Amusingly, the biggest victims of Apple’s M1 launch are probably the company’s own most high-end laptops. Many of the true power users will now find that a cheaper Apple laptop does everything they need. Add on the fact that Apple will, later this year, move their own chips into these more high-end models, and it’s reasonable to assume the market for the 16 inch MacBook Pro has got much smaller.
This machine still uses Intel chips (for now) but remains hugely powerful. There are also things you can do with this that you can’t (currently) do with the M1 machines. For some users these are fundamental things, such as the ability to specify more than 16GB of memory, and to spread your work onto a larger laptop screen and multiple external monitors.
This is definitely a machine you will know that you need. Unless you have money to burn, it’s definitely overkill for browsing the web, email and word processing. But if you want the best of everything – from a class-defining screen to speakers that sound unbelievably good – accept no substitute!
The 13 inch model has always been the star of Dell’s XPS range, but recent updates have seen the larger 15 inch model gain some big accolades too. If you’re after top performance and prefer Windows to Mac, I recommend the new Dell XPS 15.
Like the 16 inch MacBook Pro, the XPS sets out to get all the details right, and succeeds – on everything from keyboard to speakers to trackpad quality.
While Dell’s prices do seem to edge up year-on-year, you can still get mindblowing specs for slightly less mindblowing prices than Apple charge. However, we’re talking about a premium performance laptop here, so you’re certainly not looking at cheap! There ARE lots of models and configurations to choose from, which will definitely tick a box for the power users.
The XPS 15 is stunning to look at and a delight to use.

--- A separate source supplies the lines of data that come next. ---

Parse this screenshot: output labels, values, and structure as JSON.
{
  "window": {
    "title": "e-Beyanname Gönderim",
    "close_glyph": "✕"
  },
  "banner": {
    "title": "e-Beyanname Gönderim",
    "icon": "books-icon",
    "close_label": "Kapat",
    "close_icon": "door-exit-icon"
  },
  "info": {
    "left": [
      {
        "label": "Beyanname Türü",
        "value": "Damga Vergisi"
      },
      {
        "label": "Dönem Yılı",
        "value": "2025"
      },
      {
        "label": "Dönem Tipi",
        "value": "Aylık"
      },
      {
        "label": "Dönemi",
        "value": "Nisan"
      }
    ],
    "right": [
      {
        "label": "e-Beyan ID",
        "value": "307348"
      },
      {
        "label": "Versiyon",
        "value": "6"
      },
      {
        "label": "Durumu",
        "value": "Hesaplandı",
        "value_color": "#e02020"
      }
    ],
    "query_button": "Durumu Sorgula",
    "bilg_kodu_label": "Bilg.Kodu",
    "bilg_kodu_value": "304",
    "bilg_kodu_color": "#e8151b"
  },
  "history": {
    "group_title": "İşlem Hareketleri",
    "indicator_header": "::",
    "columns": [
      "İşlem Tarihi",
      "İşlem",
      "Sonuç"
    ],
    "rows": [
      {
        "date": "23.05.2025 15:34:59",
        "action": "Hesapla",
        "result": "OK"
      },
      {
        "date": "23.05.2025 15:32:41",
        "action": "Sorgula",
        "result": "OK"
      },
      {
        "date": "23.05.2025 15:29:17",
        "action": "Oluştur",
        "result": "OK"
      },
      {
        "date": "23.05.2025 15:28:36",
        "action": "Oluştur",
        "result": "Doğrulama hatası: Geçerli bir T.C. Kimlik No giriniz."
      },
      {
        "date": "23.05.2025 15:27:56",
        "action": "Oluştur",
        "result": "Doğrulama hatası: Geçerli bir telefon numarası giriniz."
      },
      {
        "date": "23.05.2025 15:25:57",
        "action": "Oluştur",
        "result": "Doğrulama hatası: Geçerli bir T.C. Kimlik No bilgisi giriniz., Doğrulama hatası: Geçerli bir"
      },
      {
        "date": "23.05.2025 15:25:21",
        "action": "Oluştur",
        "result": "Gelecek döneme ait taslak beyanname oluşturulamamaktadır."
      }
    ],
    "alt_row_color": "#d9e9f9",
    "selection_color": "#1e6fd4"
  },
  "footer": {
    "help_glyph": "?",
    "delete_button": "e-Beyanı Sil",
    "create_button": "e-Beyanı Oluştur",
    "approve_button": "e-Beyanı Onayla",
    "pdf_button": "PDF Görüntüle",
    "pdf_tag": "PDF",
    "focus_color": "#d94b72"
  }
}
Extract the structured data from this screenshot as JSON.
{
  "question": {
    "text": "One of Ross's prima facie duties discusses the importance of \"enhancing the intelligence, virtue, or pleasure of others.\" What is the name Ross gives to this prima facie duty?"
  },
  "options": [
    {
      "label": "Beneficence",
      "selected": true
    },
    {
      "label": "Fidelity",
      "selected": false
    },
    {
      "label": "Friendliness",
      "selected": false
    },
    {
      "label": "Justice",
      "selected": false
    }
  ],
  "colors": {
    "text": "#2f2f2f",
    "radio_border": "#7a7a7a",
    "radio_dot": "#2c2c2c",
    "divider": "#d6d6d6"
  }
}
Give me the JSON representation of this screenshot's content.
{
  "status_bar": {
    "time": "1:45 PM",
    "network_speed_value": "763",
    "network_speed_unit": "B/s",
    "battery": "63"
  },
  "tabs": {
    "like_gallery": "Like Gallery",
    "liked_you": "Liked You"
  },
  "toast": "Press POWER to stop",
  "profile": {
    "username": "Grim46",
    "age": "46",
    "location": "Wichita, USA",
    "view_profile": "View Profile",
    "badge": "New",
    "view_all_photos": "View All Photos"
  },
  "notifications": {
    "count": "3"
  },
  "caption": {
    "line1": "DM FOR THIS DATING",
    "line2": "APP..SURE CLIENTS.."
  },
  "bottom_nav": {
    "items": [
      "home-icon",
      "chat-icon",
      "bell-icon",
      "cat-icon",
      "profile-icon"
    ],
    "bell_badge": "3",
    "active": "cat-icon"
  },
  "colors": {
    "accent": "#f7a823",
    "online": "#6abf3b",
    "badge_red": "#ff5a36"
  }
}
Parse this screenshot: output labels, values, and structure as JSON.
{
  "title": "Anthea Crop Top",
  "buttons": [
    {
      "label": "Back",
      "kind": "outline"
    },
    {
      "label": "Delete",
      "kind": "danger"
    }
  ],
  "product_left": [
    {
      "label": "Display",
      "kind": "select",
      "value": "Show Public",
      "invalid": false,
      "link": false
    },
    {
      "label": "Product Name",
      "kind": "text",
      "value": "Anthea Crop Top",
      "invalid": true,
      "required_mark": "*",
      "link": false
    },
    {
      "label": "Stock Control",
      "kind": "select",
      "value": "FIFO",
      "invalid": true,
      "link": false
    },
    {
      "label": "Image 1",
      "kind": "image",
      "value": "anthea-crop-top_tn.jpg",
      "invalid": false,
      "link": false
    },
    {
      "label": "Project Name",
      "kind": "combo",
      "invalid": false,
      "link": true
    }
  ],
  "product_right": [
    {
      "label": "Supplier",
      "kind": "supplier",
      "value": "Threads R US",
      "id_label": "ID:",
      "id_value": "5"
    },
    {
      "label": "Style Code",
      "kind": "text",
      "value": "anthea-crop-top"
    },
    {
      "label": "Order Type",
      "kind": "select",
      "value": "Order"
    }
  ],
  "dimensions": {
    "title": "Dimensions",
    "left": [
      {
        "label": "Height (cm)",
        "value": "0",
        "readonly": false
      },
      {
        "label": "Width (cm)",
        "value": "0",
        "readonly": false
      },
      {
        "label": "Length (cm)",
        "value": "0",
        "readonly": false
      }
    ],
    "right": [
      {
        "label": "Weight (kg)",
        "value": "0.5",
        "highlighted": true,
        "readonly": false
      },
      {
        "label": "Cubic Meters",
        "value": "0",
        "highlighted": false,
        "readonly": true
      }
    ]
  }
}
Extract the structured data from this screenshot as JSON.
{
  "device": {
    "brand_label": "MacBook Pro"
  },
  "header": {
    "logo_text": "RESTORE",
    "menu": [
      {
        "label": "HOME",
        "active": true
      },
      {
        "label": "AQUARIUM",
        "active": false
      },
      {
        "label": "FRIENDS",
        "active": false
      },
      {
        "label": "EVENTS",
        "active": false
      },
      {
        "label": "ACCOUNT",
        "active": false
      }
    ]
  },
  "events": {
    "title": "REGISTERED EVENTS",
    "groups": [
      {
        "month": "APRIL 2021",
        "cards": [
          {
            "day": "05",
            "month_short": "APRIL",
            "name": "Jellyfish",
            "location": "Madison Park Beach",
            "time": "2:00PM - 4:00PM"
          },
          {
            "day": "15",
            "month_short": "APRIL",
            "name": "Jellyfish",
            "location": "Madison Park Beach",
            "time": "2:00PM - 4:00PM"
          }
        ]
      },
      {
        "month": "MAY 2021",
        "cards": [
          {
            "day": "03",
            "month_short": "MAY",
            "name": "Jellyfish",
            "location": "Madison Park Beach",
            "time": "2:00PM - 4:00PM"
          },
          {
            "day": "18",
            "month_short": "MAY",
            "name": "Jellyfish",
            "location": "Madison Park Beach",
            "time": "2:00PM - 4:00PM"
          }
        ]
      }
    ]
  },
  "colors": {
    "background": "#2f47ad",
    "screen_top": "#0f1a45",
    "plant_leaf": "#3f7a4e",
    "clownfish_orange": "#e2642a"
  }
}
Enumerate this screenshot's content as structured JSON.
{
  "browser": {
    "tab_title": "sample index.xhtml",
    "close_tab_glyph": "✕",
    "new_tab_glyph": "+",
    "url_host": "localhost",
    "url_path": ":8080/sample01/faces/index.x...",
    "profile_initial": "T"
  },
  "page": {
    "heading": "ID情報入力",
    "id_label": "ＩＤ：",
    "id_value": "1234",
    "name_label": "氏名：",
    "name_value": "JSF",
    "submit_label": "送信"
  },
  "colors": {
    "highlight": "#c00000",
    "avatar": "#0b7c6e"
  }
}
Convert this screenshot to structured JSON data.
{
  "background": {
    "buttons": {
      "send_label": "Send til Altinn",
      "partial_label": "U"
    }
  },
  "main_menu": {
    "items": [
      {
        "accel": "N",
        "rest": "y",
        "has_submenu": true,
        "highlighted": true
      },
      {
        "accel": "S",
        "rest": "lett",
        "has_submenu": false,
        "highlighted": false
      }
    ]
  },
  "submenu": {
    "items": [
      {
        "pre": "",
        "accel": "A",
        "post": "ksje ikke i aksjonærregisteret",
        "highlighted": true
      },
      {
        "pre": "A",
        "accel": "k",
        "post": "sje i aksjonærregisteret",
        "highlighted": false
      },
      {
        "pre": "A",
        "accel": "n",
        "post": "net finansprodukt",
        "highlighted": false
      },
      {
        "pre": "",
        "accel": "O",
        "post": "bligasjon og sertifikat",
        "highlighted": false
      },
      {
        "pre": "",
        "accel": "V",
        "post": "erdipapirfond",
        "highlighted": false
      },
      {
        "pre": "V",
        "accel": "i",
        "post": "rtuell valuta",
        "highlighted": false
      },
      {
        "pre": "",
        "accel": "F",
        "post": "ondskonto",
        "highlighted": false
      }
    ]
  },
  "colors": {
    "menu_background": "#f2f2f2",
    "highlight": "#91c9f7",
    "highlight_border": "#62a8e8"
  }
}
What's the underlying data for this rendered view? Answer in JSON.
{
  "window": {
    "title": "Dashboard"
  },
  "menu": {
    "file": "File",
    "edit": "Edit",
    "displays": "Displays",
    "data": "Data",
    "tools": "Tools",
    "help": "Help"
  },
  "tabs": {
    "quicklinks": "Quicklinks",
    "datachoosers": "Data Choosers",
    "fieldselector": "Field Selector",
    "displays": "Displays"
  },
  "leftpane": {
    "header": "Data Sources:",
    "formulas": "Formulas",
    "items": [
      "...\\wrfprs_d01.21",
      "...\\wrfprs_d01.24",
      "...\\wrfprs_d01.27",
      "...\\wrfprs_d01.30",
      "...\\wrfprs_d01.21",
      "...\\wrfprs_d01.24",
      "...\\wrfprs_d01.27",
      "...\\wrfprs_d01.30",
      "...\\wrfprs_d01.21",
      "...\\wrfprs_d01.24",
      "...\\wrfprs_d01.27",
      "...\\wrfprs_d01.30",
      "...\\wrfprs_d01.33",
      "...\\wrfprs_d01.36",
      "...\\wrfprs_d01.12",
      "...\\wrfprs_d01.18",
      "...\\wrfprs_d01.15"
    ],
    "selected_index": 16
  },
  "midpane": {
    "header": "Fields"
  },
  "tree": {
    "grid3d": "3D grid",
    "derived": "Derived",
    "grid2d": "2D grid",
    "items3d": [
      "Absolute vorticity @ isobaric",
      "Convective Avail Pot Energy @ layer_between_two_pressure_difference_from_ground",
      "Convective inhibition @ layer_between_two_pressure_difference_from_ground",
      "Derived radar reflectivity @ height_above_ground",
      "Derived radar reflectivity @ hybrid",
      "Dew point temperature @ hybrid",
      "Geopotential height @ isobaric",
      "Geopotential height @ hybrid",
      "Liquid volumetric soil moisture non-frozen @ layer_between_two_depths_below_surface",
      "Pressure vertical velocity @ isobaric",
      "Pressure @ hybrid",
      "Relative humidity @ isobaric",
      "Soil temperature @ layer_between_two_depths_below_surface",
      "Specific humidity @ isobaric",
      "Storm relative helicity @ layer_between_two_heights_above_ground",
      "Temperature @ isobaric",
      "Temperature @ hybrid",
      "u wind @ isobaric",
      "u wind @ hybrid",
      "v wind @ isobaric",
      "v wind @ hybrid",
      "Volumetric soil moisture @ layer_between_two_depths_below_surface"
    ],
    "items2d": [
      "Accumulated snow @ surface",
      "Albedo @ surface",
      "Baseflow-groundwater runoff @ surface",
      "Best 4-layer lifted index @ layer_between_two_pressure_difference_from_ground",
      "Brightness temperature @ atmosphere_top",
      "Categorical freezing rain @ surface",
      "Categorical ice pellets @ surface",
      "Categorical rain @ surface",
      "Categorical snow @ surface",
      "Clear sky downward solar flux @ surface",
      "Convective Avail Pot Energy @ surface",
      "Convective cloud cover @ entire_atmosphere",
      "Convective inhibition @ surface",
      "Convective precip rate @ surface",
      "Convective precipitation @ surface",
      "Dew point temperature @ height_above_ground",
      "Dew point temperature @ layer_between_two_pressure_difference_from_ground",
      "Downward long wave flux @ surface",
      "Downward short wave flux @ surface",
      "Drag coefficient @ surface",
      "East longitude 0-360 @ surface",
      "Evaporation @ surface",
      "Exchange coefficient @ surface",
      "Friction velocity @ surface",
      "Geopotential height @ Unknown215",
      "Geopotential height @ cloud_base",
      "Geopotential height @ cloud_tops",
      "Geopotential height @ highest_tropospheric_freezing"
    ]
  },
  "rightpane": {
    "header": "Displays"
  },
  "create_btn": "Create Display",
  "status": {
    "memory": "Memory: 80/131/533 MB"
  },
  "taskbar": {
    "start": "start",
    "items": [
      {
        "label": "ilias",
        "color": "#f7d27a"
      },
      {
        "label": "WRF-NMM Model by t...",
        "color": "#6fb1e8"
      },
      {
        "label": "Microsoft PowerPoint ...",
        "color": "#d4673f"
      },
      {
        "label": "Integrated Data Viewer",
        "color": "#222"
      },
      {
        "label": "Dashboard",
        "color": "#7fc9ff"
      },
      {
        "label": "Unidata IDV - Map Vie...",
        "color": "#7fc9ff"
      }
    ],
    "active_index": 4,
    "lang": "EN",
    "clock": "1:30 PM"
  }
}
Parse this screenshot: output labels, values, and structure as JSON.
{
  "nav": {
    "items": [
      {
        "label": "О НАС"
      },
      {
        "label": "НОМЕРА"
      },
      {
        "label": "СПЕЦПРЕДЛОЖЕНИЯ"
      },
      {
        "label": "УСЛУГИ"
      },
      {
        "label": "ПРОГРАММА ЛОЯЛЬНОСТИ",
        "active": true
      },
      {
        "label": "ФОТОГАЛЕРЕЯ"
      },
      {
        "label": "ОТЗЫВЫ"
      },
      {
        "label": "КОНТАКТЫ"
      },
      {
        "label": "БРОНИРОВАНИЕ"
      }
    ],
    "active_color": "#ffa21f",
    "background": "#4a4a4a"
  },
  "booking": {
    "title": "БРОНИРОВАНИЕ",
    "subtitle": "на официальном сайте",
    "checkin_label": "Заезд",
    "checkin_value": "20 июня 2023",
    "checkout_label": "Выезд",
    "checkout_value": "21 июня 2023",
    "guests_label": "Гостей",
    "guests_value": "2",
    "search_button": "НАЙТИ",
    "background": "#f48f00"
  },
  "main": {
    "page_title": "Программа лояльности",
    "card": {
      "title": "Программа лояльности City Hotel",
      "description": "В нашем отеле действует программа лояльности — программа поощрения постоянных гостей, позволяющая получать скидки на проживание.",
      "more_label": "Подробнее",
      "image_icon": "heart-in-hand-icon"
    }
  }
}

I have provided links to the best laptops for freelancers that I recommend, and these will take you through to Amazon. Please remember, however, that laptop models frequently change and that the links could become invalid or redirect to alternative products, especially if you’re not in the USA. If you choose to purchase, make sure you carefully check specifications and prices.
Warranties and “Plan Bs”
Choosing a laptop isn’t only about selecting hardware and specifications. It’s also important to look at what kind of warranty you get.
Usually, an initial warranty will last for a year, and will often be a “return to base” guarantee. This means sending the laptop in or taking it to a store if something goes wrong. This can be hugely inconvenient if it happens when you have a deadline to meet.
As such there are several things you should to consider:
- Upgrading your warranty to something longer (usually three years), using AppleCare or similar.
- Upgrading to an “on-site” warranty, so somebody can come to you (if available).
- Having a second machine that you can easily switch to if your main one is out of action. This could be an older computer. The key thing is that it works, and that you have a means to start working on it quickly if necessary.
These things are really important – so please don’t forget them in the excitement of buying a shiny new laptop!
Did you enjoy this best laptops for freelancers feature? If so, have a look at our computer tips for freelancers article while you’re here.
Founder of HomeWorkingClub.com – Ben has worked freelance for nearly 20 years. As well as being a freelance writer and blogger, he is also a technical consultant with Microsoft and Apple certifications. He loves supporting new home workers but is prone to outbursts of bluntness and realism.